After his release on June 6, 1963, Shifrin spent his years of exile organizing and educating young Soviet Jews about their heritage and encouraging emigration to Israel. In 1970 he was himself allowed to emigrate to Israel, where he expected to find organized efforts already underway to gain the release of Soviet prisoners. He was dismayed to learn that such was not the case. During a visit to the U.S. he met with politicians, labor leaders, and anti-communists, futilely urging them to help form a special center to expose the Soviet concentration camp system. Determined that something must be done, he returned to Israel and established the Research Center for Prisons, Psychprisons, and Forced Labor Concentration Camps of the USSR, which he served as executive director until his death.

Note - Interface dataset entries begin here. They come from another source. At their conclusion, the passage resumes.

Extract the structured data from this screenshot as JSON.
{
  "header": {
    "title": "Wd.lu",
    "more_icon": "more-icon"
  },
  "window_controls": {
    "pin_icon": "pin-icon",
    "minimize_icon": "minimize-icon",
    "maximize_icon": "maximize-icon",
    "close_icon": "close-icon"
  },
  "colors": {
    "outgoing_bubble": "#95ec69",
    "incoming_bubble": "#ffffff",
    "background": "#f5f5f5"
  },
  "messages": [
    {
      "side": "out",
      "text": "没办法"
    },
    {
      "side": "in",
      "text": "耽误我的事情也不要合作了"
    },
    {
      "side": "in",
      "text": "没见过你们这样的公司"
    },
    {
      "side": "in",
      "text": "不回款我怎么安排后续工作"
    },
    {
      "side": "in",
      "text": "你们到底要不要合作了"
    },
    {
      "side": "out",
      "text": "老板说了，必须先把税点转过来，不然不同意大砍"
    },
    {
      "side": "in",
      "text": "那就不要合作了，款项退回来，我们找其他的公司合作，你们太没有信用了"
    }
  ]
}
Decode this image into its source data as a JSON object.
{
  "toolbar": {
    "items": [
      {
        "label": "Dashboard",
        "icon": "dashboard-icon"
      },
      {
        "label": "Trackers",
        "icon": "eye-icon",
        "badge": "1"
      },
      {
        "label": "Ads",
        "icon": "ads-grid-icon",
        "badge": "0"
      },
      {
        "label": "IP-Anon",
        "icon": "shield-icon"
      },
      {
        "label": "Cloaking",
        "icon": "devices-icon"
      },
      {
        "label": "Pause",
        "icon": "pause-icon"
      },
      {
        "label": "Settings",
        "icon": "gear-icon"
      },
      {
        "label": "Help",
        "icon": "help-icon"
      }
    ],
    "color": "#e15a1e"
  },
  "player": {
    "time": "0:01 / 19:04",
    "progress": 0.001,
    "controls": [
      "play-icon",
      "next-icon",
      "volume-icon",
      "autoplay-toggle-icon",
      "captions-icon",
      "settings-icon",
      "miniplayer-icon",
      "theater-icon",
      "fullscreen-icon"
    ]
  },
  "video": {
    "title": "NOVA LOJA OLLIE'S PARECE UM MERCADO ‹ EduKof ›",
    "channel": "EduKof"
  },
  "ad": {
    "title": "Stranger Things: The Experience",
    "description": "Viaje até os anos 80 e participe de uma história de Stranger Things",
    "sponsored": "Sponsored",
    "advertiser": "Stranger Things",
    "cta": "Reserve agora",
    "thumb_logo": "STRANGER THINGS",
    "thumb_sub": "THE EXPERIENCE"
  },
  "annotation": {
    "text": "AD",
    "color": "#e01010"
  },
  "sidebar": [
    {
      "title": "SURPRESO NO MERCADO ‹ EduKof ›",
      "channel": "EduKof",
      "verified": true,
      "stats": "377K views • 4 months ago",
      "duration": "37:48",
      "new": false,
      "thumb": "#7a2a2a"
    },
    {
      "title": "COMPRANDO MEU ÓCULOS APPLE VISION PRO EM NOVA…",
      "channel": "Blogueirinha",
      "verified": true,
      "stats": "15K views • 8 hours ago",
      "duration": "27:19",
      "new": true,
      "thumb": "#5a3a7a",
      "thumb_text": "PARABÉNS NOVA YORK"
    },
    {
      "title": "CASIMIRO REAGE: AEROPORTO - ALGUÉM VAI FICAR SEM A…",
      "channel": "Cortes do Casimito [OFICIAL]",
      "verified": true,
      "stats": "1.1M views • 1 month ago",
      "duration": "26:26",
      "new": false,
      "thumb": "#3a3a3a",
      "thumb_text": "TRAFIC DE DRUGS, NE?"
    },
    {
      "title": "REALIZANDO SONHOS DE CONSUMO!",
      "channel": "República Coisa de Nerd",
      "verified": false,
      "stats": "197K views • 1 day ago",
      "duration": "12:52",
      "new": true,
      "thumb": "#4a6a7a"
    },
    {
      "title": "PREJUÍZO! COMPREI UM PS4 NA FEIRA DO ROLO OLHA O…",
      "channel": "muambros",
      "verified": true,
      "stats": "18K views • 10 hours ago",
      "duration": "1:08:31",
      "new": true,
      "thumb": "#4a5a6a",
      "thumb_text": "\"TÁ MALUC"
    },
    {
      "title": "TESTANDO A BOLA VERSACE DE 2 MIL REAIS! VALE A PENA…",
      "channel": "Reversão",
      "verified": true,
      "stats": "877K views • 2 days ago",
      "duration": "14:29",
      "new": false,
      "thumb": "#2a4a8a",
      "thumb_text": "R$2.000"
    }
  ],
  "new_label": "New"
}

In February 1973, Shifrin testified before the U.S. Senate Internal Security Subcommittee about Soviet suppression of religious freedom and official persecution of Jews. A subcommittee staff summary of his testimony noted that "Shifrin feels it to be his moral duty to tell about the new waves of arrests in the Soviet Union, about starvation in concentration camps and prisons, about the mortal danger to which sick prisoners ? are exposed there."